#### Information given
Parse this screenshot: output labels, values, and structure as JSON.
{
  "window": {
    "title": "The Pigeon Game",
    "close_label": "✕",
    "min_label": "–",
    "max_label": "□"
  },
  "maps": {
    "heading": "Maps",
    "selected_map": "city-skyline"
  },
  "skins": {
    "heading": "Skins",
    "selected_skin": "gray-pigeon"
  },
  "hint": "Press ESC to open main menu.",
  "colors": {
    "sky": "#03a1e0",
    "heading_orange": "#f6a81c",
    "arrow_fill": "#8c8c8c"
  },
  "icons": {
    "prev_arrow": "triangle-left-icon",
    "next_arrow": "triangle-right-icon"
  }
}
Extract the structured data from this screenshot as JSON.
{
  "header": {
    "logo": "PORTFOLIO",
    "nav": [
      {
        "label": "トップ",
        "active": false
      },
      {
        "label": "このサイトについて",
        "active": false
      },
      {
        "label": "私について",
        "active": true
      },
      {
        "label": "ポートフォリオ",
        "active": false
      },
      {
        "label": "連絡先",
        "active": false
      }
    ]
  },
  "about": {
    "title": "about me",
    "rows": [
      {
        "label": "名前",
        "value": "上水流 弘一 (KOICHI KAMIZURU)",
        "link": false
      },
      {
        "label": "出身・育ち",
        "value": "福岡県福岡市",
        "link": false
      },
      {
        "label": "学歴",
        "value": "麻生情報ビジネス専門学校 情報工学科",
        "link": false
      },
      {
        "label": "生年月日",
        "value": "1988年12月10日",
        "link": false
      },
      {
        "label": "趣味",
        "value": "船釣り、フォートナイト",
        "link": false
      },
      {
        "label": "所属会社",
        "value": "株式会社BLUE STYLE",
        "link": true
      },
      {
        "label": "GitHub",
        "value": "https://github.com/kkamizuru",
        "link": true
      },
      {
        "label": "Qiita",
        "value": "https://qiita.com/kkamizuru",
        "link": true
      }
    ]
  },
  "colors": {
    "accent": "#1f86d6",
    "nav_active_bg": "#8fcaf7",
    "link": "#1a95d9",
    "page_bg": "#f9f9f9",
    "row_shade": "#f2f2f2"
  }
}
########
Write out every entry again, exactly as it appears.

Parse this screenshot: output labels, values, and structure as JSON.
{
  "window": {
    "title": "The Pigeon Game",
    "close_label": "✕",
    "min_label": "–",
    "max_label": "□"
  },
  "maps": {
    "heading": "Maps",
    "selected_map": "city-skyline"
  },
  "skins": {
    "heading": "Skins",
    "selected_skin": "gray-pigeon"
  },
  "hint": "Press ESC to open main menu.",
  "colors": {
    "sky": "#03a1e0",
    "heading_orange": "#f6a81c",
    "arrow_fill": "#8c8c8c"
  },
  "icons": {
    "prev_arrow": "triangle-left-icon",
    "next_arrow": "triangle-right-icon"
  }
}
Extract the structured data from this screenshot as JSON.
{
  "header": {
    "logo": "PORTFOLIO",
    "nav": [
      {
        "label": "トップ",
        "active": false
      },
      {
        "label": "このサイトについて",
        "active": false
      },
      {
        "label": "私について",
        "active": true
      },
      {
        "label": "ポートフォリオ",
        "active": false
      },
      {
        "label": "連絡先",
        "active": false
      }
    ]
  },
  "about": {
    "title": "about me",
    "rows": [
      {
        "label": "名前",
        "value": "上水流 弘一 (KOICHI KAMIZURU)",
        "link": false
      },
      {
        "label": "出身・育ち",
        "value": "福岡県福岡市",
        "link": false
      },
      {
        "label": "学歴",
        "value": "麻生情報ビジネス専門学校 情報工学科",
        "link": false
      },
      {
        "label": "生年月日",
        "value": "1988年12月10日",
        "link": false
      },
      {
        "label": "趣味",
        "value": "船釣り、フォートナイト",
        "link": false
      },
      {
        "label": "所属会社",
        "value": "株式会社BLUE STYLE",
        "link": true
      },
      {
        "label": "GitHub",
        "value": "https://github.com/kkamizuru",
        "link": true
      },
      {
        "label": "Qiita",
        "value": "https://qiita.com/kkamizuru",
        "link": true
      }
    ]
  },
  "colors": {
    "accent": "#1f86d6",
    "nav_active_bg": "#8fcaf7",
    "link": "#1a95d9",
    "page_bg": "#f9f9f9",
    "row_shade": "#f2f2f2"
  }
}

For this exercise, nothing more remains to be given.